Task brief:
Wherever "icon" turns up in the entries, copy out the line that holds it.
*** Begin section ***
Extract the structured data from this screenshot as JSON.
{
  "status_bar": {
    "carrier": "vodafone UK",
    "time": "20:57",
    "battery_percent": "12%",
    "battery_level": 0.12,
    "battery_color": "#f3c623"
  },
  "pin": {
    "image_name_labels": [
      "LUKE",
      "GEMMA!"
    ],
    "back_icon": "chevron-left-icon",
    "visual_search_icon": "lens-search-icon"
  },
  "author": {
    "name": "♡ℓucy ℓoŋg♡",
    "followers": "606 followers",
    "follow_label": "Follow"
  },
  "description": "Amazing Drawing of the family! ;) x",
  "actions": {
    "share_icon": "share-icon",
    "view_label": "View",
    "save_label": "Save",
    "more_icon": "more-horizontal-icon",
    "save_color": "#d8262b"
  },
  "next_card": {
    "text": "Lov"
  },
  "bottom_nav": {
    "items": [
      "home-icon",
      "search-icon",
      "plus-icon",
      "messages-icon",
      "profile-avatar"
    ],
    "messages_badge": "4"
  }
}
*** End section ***
Reply to the exercise:
    "back_icon": "chevron-left-icon",
    "visual_search_icon": "lens-search-icon"
    "share_icon": "share-icon",
    "more_icon": "more-horizontal-icon",
      "home-icon",
      "search-icon",
      "plus-icon",
      "messages-icon",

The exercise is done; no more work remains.